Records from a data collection
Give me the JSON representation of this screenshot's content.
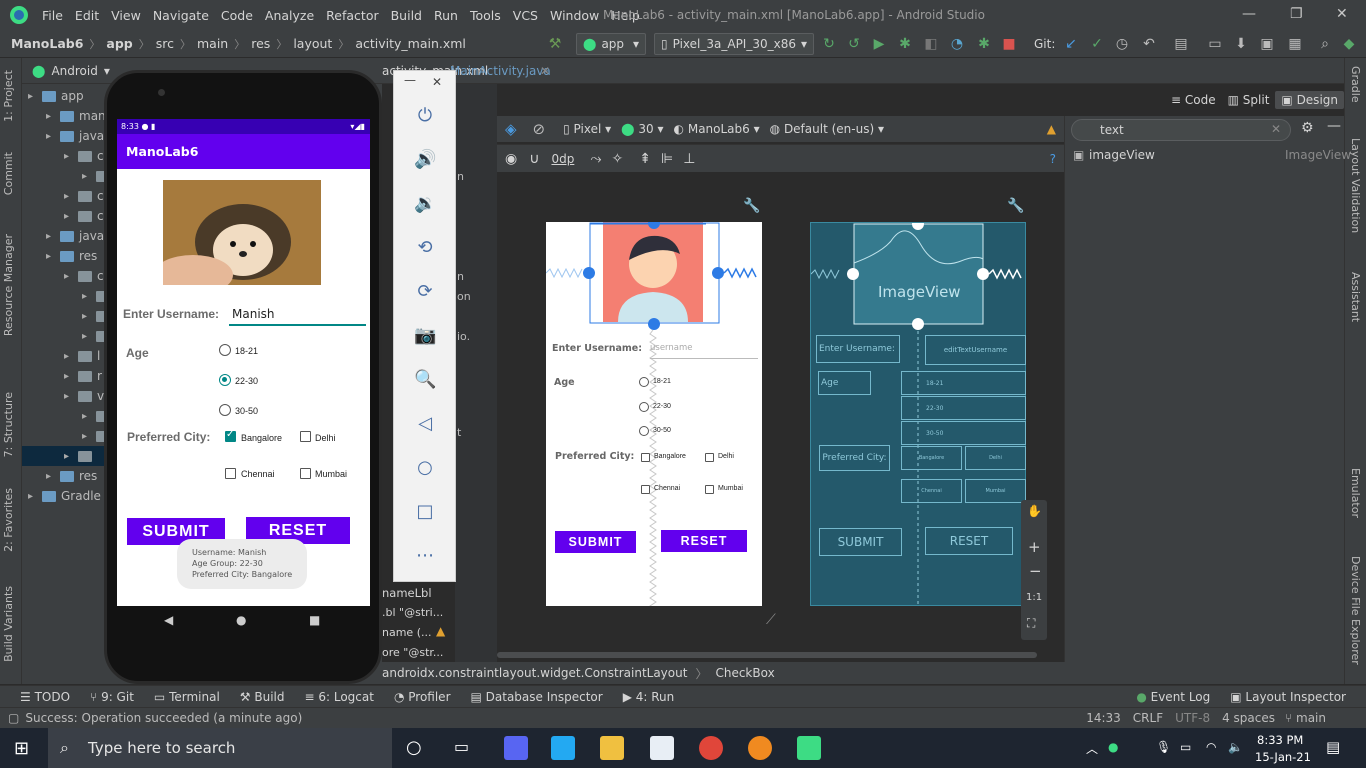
{
  "window": {
    "menu": [
      "File",
      "Edit",
      "View",
      "Navigate",
      "Code",
      "Analyze",
      "Refactor",
      "Build",
      "Run",
      "Tools",
      "VCS",
      "Window",
      "Help"
    ],
    "title": "ManoLab6 - activity_main.xml [ManoLab6.app] - Android Studio"
  },
  "toolbar": {
    "breadcrumbs": [
      "ManoLab6",
      "app",
      "src",
      "main",
      "res",
      "layout",
      "activity_main.xml"
    ],
    "run_config": "app",
    "device": "Pixel_3a_API_30_x86",
    "git_label": "Git:"
  },
  "project_panel": {
    "view_mode": "Android",
    "tree": [
      {
        "label": "app",
        "indent": 0
      },
      {
        "label": "man",
        "indent": 1
      },
      {
        "label": "java",
        "indent": 1
      },
      {
        "label": "c",
        "indent": 2
      },
      {
        "label": "",
        "indent": 3
      },
      {
        "label": "c",
        "indent": 2
      },
      {
        "label": "c",
        "indent": 2
      },
      {
        "label": "java",
        "indent": 1
      },
      {
        "label": "res",
        "indent": 1
      },
      {
        "label": "c",
        "indent": 2
      },
      {
        "label": "[",
        "indent": 3
      },
      {
        "label": "",
        "indent": 3
      },
      {
        "label": "",
        "indent": 3
      },
      {
        "label": "l",
        "indent": 2
      },
      {
        "label": "r",
        "indent": 2
      },
      {
        "label": "v",
        "indent": 2
      },
      {
        "label": "",
        "indent": 3
      },
      {
        "label": "",
        "indent": 3
      },
      {
        "label": "",
        "indent": 2
      },
      {
        "label": "res",
        "indent": 1
      },
      {
        "label": "Gradle S",
        "indent": 0
      }
    ]
  },
  "left_tabs": [
    "1: Project",
    "Commit",
    "Resource Manager",
    "7: Structure",
    "2: Favorites",
    "Build Variants"
  ],
  "right_tabs": [
    "Gradle",
    "Layout Validation",
    "Assistant",
    "Emulator",
    "Device File Explorer"
  ],
  "editor_tabs": [
    "activity_main.xml",
    "MainActivity.java"
  ],
  "design_toolbar": {
    "device": "Pixel",
    "api": "30",
    "theme": "ManoLab6",
    "locale": "Default (en-us)",
    "margin": "0dp"
  },
  "view_modes": [
    "Code",
    "Split",
    "Design"
  ],
  "attributes": {
    "search": "text",
    "item_label": "imageView",
    "item_type": "ImageView"
  },
  "mid_snippets": [
    "n",
    "n",
    "on",
    "io.",
    "t",
    "nameLbl",
    ".bl  \"@stri...",
    "name  (...",
    "ore  \"@str..."
  ],
  "component_path": [
    "androidx.constraintlayout.widget.ConstraintLayout",
    "CheckBox"
  ],
  "phone": {
    "time": "8:33",
    "app_title": "ManoLab6",
    "username_label": "Enter Username:",
    "username_value": "Manish",
    "age_label": "Age",
    "age_options": [
      "18-21",
      "22-30",
      "30-50"
    ],
    "age_selected": "22-30",
    "city_label": "Preferred City:",
    "cities": [
      "Bangalore",
      "Delhi",
      "Chennai",
      "Mumbai"
    ],
    "city_checked": [
      "Bangalore"
    ],
    "submit_label": "SUBMIT",
    "reset_label": "RESET",
    "toast": [
      "Username: Manish",
      "Age Group: 22-30",
      "Preferred City: Bangalore"
    ]
  },
  "design_preview": {
    "username_label": "Enter Username:",
    "username_hint": "username",
    "age_label": "Age",
    "age_options": [
      "18-21",
      "22-30",
      "30-50"
    ],
    "city_label": "Preferred City:",
    "cities": [
      "Bangalore",
      "Delhi",
      "Chennai",
      "Mumbai"
    ],
    "submit_label": "SUBMIT",
    "reset_label": "RESET"
  },
  "blueprint": {
    "imageview": "ImageView",
    "username_label": "Enter Username:",
    "edittext": "editTextUsername",
    "age_label": "Age",
    "age_options": [
      "18-21",
      "22-30",
      "30-50"
    ],
    "city_label": "Preferred City:",
    "cities": [
      "Bangalore",
      "Delhi",
      "Chennai",
      "Mumbai"
    ],
    "submit_label": "SUBMIT",
    "reset_label": "RESET"
  },
  "zoom_controls": [
    "+",
    "−",
    "1:1"
  ],
  "bottom_tools": [
    "TODO",
    "9: Git",
    "Terminal",
    "Build",
    "6: Logcat",
    "Profiler",
    "Database Inspector",
    "4: Run",
    "Event Log",
    "Layout Inspector"
  ],
  "status": {
    "message": "Success: Operation succeeded (a minute ago)",
    "position": "14:33",
    "line_sep": "CRLF",
    "encoding": "UTF-8",
    "indent": "4 spaces",
    "branch": "main"
  },
  "taskbar": {
    "search_placeholder": "Type here to search",
    "time": "8:33 PM",
    "date": "15-Jan-21"
  },
  "colors": {
    "ide_bg": "#3c3f41",
    "accent_purple": "#6200ee",
    "teal": "#018786",
    "blueprint": "#24596b"
  }
}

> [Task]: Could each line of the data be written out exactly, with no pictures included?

> [Exercise output]:
Give me the JSON representation of this screenshot's content.
{
  "window": {
    "menu": [
      "File",
      "Edit",
      "View",
      "Navigate",
      "Code",
      "Analyze",
      "Refactor",
      "Build",
      "Run",
      "Tools",
      "VCS",
      "Window",
      "Help"
    ],
    "title": "ManoLab6 - activity_main.xml [ManoLab6.app] - Android Studio"
  },
  "toolbar": {
    "breadcrumbs": [
      "ManoLab6",
      "app",
      "src",
      "main",
      "res",
      "layout",
      "activity_main.xml"
    ],
    "run_config": "app",
    "device": "Pixel_3a_API_30_x86",
    "git_label": "Git:"
  },
  "project_panel": {
    "view_mode": "Android",
    "tree": [
      {
        "label": "app",
        "indent": 0
      },
      {
        "label": "man",
        "indent": 1
      },
      {
        "label": "java",
        "indent": 1
      },
      {
        "label": "c",
        "indent": 2
      },
      {
        "label": "",
        "indent": 3
      },
      {
        "label": "c",
        "indent": 2
      },
      {
        "label": "c",
        "indent": 2
      },
      {
        "label": "java",
        "indent": 1
      },
      {
        "label": "res",
        "indent": 1
      },
      {
        "label": "c",
        "indent": 2
      },
      {
        "label": "[",
        "indent": 3
      },
      {
        "label": "",
        "indent": 3
      },
      {
        "label": "",
        "indent": 3
      },
      {
        "label": "l",
        "indent": 2
      },
      {
        "label": "r",
        "indent": 2
      },
      {
        "label": "v",
        "indent": 2
      },
      {
        "label": "",
        "indent": 3
      },
      {
        "label": "",
        "indent": 3
      },
      {
        "label": "",
        "indent": 2
      },
      {
        "label": "res",
        "indent": 1
      },
      {
        "label": "Gradle S",
        "indent": 0
      }
    ]
  },
  "left_tabs": [
    "1: Project",
    "Commit",
    "Resource Manager",
    "7: Structure",
    "2: Favorites",
    "Build Variants"
  ],
  "right_tabs": [
    "Gradle",
    "Layout Validation",
    "Assistant",
    "Emulator",
    "Device File Explorer"
  ],
  "editor_tabs": [
    "activity_main.xml",
    "MainActivity.java"
  ],
  "design_toolbar": {
    "device": "Pixel",
    "api": "30",
    "theme": "ManoLab6",
    "locale": "Default (en-us)",
    "margin": "0dp"
  },
  "view_modes": [
    "Code",
    "Split",
    "Design"
  ],
  "attributes": {
    "search": "text",
    "item_label": "imageView",
    "item_type": "ImageView"
  },
  "mid_snippets": [
    "n",
    "n",
    "on",
    "io.",
    "t",
    "nameLbl",
    ".bl  \"@stri...",
    "name  (...",
    "ore  \"@str..."
  ],
  "component_path": [
    "androidx.constraintlayout.widget.ConstraintLayout",
    "CheckBox"
  ],
  "phone": {
    "time": "8:33",
    "app_title": "ManoLab6",
    "username_label": "Enter Username:",
    "username_value": "Manish",
    "age_label": "Age",
    "age_options": [
      "18-21",
      "22-30",
      "30-50"
    ],
    "age_selected": "22-30",
    "city_label": "Preferred City:",
    "cities": [
      "Bangalore",
      "Delhi",
      "Chennai",
      "Mumbai"
    ],
    "city_checked": [
      "Bangalore"
    ],
    "submit_label": "SUBMIT",
    "reset_label": "RESET",
    "toast": [
      "Username: Manish",
      "Age Group: 22-30",
      "Preferred City: Bangalore"
    ]
  },
  "design_preview": {
    "username_label": "Enter Username:",
    "username_hint": "username",
    "age_label": "Age",
    "age_options": [
      "18-21",
      "22-30",
      "30-50"
    ],
    "city_label": "Preferred City:",
    "cities": [
      "Bangalore",
      "Delhi",
      "Chennai",
      "Mumbai"
    ],
    "submit_label": "SUBMIT",
    "reset_label": "RESET"
  },
  "blueprint": {
    "imageview": "ImageView",
    "username_label": "Enter Username:",
    "edittext": "editTextUsername",
    "age_label": "Age",
    "age_options": [
      "18-21",
      "22-30",
      "30-50"
    ],
    "city_label": "Preferred City:",
    "cities": [
      "Bangalore",
      "Delhi",
      "Chennai",
      "Mumbai"
    ],
    "submit_label": "SUBMIT",
    "reset_label": "RESET"
  },
  "zoom_controls": [
    "+",
    "−",
    "1:1"
  ],
  "bottom_tools": [
    "TODO",
    "9: Git",
    "Terminal",
    "Build",
    "6: Logcat",
    "Profiler",
    "Database Inspector",
    "4: Run",
    "Event Log",
    "Layout Inspector"
  ],
  "status": {
    "message": "Success: Operation succeeded (a minute ago)",
    "position": "14:33",
    "line_sep": "CRLF",
    "encoding": "UTF-8",
    "indent": "4 spaces",
    "branch": "main"
  },
  "taskbar": {
    "search_placeholder": "Type here to search",
    "time": "8:33 PM",
    "date": "15-Jan-21"
  },
  "colors": {
    "ide_bg": "#3c3f41",
    "accent_purple": "#6200ee",
    "teal": "#018786",
    "blueprint": "#24596b"
  }
}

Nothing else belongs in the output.